I have a deep fear of running out of chocolate, which has no clinical name that I can find, so let’s call it nochocophobia. Chocolate pulls me in, like the moon’s gravity pulling on the oceans. What would happen if there were no tides? Bad things, I presume. So we must never run out of tides or chocolate. I’ve been known to keep chocolate stashes hidden in various locations around the house, for those times when I need a chocolate hit and I’m far from the kitchen, or, let’s be honest, when I’m trying to keep it hidden.

Interestingly, I found out a few years ago that it’s possible to hide my stash in plain sight. We were recipients of a bag of 20 full size KitKat bars in a pantry shower when we moved to a new town and a new church. The entire family was aware of the KitKats, and they all knew they were in a kitchen drawer. But nobody ever asked for one, and everyone forgot they existed. Except me. I remembered. Over the next few months, while cooking dinner, and while the rest of the family was in the family room, watching TV or doing homework (the two rooms are actually one room), I’d periodically remove a KitKat from the drawer and eat the whole thing, literally in plain view, if anyone had bothered to pay attention. It’s true that I never offered one to anybody, but they were free to go get one any time. Eventually the KitKats were no more.

One day, months later, one of the kids said, hey, where’s that bag of KitKats we got for the pantry shower? Confession time, followed by shock and recriminations. I maintain it was their own responsibility to remember where the KitKats were, and help themselves. Apparently their fear of missing out wasn’t strong enough to make them inquire as to the whereabouts of the KitKats earlier in the game. This isn’t my fault. Where chocolate is concerned, it’s every woman for herself.

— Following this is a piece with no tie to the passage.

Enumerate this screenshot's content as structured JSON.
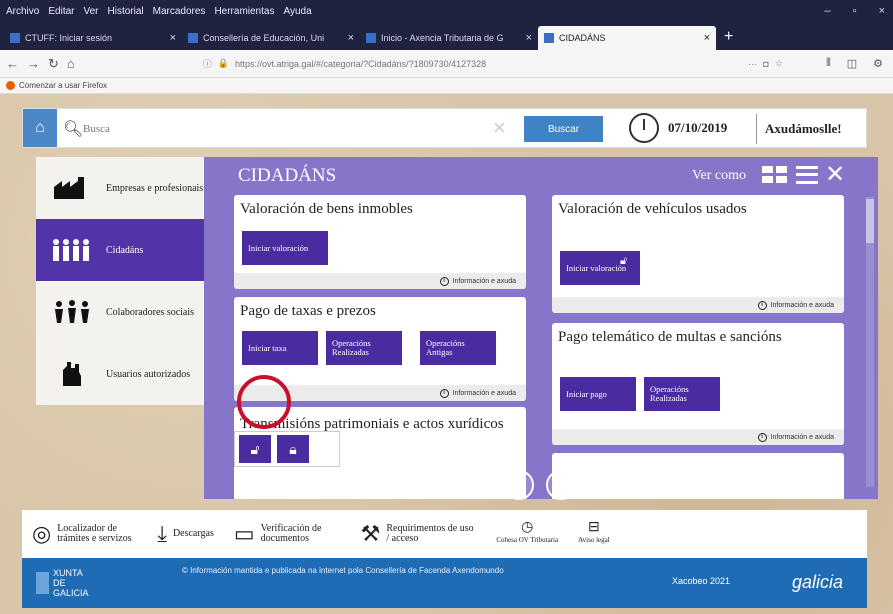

My greatest fear is not nochocophobia, pushacrophobia, FOMO, claustrophobia, acrophobia, or even snakeophobia. My greatest fear is abibliophobia, the fear of running out of books. There’s nothing so horrifying to me as being stuck on a plane, in a waiting room, or at home, with nothing to read, or at least nothing interesting to read. I feel best when surrounded by filled bookshelves, piles of magazines on the coffee table, and a healthy stack of library books waiting to be read. When faced with nothing to read, I get twitchy and anxious. The world of books is going on without me, and I can’t stand it. And by the way, this phobia leads to book greed. I cannot go to the library and check out just one book. I have trouble limiting it to ten, and often stagger out with more than that. I need a cushion, so when I finish one I can immediately go on to the next. I simply love a bounty of books. They are my good and treasured friends.

As I attempt to bring this to a close, I’m haunted by how-do-I-end-this-blogophobia. In writing, beginnings and endings are tricky. You can tank the whole thing with a boring beginning or a bad ending. I’ll just say I hope you’ve found this discussion of my phobias enlightening. If you’re feeling phobic after reading, I recommend chocolate therapy, which will get you through just about anything.